Although there is a validated questionnaire LEAF-Q[ix] for assessing low energy availability in female athletes, this excludes half the population and is not sport specific. A questionnaire-based study amongst female athletes was found to be effective at identifying and quantifying the clinical consequences of low energy availability[x]. Our recent study of competitive male road cyclists found that a sport specific energy availability questionnaire combined with interview (SEAQ-I)[xi]was the measured factor most effective in indicating low BMD of the lumbar spine. BMD of the lumbar spine is a quantifiable measure of chronic low energy availability. Other objective measures of low energy availability include indicators of endocrine function. In women menstrual function and in men testosterone, which in turn are linked to the clinical outcome of impaired bone health and stress fracture in runners[xii]

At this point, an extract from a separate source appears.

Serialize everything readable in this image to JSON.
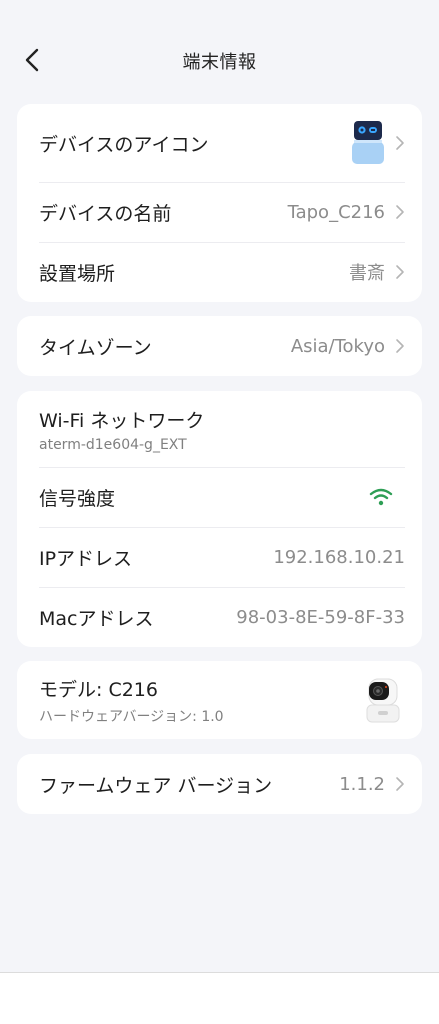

To date, there is a dearth of sport specific questionnaires to assess low energy availability and none that are dance specific. Dance involves both male and female and is certainly a type of activity where individuals are at risk of low energy availability and the clinical consequences of RED-S. Therefore the aim of the current dance study is to use a dance specific energy availability questionnaire (DEAQ)[xiii]to asses awareness, risk factors and consequences of low energy availability and RED-S.
Dr. Nicky Keay (@nickyKfitness) BA, MA (Cantab), MB, BChir, MRCP. Honorary Fellow Dept Sport and Exercise Sciences, Durham University.
[i]Mountjoy M,Sundgot-Borgen J,Burke L et al. IOC consensus statement on relative energy deficiency in sport (RED-S): 2018 updateBritish Journal of Sports Medicine 2018; 52(11): 687-697DOI: 10.1136/bjsports-2018-099193
[ii]Keay N, Francis G, Hind K. Low energy availability assessed by a sport-specific questionnaire and clinical interview indicative of bone health, endocrine profile and cycling performance in competitive male cyclistsBMJ Open Sport and Exercise Medicine2018; 4(1)DOI: 10.1136/bmjsem-2018-000424
[iii]Keay N,Francis G, Entwistle Iet al.Clinical evaluation of education relating to nutrition and skeletal loading in competitive male road cyclists at risk of relative energy deficiency in sports (RED-S): 6-month randomised controlled trialBMJ Open Sport and Exercise Medicine 2019; 5(1)DOI: 10.1136/bmjsem-2019-000523
[iv]Professor Louise Burke presenting at annual ISENC conference Newcastle 2018
[ix]Melin A, Tornberg Å, Skouby S et al. The LEAF questionnaire: A screening tool for the identification of female athletes at risk for the female athlete triad British Journal of Sports Medicine2014: 48 (7)
[x]K. Ackerman, B. Holtzman et al. Low energy availability surrogates correlate with health and performance consequences of Relative Energy Deficiency in Sport British Journal of Sports Medicine 2018; 53(10) 628-633. DOI: 10.1136/bjsports-2017-098958
[xi]N. Keay, G. Francis, K. Hind. Low energy availability assessed by a sport-specific questionnaire and clinical interview indicative of bone health, endocrine profile and cycling performance in competitive male cyclists BMJ Open Sport and Exercise Medicine 2018 4(1) DOI: 10.1136/bmjsem-2018-000424
xHeikura I,Uusitalo A, Stellingwerff T et al. Low energy availability is difficult to assess but outcomes have large impact on bone injury rates in elite distance athletes,International Journal of Sport Nutrition and Exercise Metabolism 2018; 28(4): 403-411DOI: 10.1123/ijsnem.2017-0313